Walton also argues that the most common reason for living an obedient life is fear. The fact that something unfortunate could happen to you if you don’t do what is expected. This is true in my case, going back to the fact that I feared what the community would think if I didn’t do what they wanted, and what was right.
Walton seems to think that “The moral of the story is that you should stop to think whether being good is getting you anywhere you want to go?” (Walton 405). I stopped to think about this statement and then came to the conclusion that being good did get me to where I wanted to be. I survived the temptations of high school, and now I am a college student, with a future ahead of me. I would like to think that this is contributed to by the fact that I followed the rules and did what was right.
I believe that everyone takes their own paths occasionally. I do not however agree with Walton on her point made about people missing out on life if they are constantly following instructions. Instructions and rules are not set in order to hinder ones life, but take out the confusion and give it structure. My four years of high school were amazing even though I did follow the rules.

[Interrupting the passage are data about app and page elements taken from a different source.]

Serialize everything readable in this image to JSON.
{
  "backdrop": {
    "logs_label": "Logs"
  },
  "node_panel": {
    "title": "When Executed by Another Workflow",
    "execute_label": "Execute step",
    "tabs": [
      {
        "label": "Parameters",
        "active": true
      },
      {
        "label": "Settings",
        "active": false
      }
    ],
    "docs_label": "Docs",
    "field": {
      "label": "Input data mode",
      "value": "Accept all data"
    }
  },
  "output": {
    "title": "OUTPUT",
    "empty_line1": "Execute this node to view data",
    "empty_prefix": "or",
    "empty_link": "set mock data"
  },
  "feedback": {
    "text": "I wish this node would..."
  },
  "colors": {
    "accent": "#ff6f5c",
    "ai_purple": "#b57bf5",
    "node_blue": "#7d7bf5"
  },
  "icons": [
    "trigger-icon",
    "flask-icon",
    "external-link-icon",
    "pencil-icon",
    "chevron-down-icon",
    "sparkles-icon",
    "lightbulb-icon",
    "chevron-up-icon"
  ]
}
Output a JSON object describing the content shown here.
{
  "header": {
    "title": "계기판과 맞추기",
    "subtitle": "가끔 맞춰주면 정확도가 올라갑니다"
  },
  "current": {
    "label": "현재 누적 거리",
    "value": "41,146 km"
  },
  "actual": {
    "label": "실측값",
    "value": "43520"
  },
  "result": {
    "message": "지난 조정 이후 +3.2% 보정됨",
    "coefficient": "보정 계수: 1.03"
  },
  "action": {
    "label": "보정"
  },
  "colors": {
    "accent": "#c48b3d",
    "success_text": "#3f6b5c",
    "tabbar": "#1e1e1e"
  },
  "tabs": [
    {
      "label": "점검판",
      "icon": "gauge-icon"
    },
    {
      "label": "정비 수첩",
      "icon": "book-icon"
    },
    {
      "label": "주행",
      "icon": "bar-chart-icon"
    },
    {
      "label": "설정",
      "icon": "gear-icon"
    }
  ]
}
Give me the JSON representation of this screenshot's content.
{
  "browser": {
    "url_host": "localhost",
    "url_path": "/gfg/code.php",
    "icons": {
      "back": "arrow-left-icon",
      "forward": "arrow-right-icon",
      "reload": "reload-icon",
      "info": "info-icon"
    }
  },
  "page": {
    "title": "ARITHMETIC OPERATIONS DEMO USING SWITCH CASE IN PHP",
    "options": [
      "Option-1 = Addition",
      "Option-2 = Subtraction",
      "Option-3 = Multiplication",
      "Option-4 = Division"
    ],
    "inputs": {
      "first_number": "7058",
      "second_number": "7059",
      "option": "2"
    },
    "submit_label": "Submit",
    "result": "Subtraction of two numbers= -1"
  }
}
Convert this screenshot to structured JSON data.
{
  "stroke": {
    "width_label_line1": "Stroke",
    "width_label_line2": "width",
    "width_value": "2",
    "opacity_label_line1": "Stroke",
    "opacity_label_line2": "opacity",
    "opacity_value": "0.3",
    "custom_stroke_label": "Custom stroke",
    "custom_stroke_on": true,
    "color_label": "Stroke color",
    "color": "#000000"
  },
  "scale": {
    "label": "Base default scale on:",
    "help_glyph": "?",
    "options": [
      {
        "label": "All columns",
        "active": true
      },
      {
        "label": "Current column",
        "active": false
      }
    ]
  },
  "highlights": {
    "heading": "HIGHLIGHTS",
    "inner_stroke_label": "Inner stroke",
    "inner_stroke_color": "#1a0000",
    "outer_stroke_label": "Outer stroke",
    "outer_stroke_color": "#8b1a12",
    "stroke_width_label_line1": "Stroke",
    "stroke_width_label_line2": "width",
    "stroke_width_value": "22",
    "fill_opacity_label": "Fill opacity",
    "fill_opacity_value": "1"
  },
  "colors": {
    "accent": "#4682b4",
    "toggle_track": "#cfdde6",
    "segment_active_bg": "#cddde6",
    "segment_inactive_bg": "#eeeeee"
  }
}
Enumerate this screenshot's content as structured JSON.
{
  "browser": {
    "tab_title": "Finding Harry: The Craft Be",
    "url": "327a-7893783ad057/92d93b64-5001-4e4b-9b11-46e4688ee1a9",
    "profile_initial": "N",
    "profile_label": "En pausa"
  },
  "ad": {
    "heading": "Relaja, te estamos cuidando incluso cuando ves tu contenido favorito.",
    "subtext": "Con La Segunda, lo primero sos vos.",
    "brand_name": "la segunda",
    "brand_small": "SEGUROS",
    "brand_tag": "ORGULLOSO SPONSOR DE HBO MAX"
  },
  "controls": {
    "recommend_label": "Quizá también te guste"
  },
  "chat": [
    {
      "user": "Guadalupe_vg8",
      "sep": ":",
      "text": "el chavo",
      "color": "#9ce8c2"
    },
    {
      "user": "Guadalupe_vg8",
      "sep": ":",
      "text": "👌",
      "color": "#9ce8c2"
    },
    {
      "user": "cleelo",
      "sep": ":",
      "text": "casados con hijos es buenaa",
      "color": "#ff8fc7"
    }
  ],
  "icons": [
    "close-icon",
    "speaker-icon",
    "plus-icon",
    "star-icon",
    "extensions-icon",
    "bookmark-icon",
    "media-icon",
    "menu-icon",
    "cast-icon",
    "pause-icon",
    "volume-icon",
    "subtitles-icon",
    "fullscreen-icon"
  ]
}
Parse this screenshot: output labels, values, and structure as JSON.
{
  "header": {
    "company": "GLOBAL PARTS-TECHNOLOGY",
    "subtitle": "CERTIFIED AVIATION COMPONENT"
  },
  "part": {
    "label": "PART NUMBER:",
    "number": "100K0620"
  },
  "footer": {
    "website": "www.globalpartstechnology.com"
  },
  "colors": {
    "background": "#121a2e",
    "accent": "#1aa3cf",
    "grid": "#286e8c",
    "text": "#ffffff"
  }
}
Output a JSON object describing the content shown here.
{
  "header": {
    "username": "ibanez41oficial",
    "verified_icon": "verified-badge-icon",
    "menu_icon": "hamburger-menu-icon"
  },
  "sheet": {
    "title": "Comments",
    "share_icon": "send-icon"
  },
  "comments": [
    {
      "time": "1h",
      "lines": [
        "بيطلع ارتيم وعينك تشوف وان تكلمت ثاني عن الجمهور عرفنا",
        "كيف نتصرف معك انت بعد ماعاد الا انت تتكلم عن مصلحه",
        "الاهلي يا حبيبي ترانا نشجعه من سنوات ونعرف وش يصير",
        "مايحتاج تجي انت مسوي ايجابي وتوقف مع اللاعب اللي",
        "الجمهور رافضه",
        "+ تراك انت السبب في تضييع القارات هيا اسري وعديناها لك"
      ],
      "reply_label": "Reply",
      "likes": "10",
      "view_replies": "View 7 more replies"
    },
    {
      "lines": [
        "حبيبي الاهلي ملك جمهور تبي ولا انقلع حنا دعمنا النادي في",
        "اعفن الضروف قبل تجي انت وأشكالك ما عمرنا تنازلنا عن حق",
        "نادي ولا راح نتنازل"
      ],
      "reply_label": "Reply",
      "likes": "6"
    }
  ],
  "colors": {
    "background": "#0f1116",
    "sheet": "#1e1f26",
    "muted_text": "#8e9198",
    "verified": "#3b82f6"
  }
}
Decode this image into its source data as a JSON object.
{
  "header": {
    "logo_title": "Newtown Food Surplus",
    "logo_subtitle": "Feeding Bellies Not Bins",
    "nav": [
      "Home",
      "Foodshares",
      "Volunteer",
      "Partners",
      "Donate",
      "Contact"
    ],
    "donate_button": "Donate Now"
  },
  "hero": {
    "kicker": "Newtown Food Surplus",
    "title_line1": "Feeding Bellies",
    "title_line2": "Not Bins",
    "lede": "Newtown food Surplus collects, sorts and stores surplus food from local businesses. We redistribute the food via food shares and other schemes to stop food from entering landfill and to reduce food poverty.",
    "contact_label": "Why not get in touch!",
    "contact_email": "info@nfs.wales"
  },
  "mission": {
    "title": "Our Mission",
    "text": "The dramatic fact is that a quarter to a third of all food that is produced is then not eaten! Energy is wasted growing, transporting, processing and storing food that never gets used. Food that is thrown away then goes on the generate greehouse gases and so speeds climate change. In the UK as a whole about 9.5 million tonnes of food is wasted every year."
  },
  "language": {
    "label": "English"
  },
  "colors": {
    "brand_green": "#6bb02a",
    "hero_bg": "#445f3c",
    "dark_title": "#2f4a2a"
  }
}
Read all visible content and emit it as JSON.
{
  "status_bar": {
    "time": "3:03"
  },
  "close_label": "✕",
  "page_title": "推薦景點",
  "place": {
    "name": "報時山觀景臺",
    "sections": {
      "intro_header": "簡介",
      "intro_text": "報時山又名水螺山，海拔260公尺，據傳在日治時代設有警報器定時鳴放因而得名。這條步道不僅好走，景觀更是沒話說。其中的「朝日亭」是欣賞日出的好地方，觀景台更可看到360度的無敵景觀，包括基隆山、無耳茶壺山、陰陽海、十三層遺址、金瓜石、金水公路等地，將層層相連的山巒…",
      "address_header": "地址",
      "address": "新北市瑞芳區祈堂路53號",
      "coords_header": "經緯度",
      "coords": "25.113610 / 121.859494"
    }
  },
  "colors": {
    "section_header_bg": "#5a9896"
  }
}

Living in a small community did have its disadvantages, but I turned out to be a acceptable kid in the end because of it. Hometown values, and trustworthiness is what I learned growing up. Even though, I never really became the individual who stood out against every group idea there was, I became the loved one in my hometown, and will be for a long time to come. Thanks to choosing to conform to the norm and living my life the way other people expected. Other people might complain, but me, I’m quite happy! Living your life the right way, the obedient way makes you a better person in the end.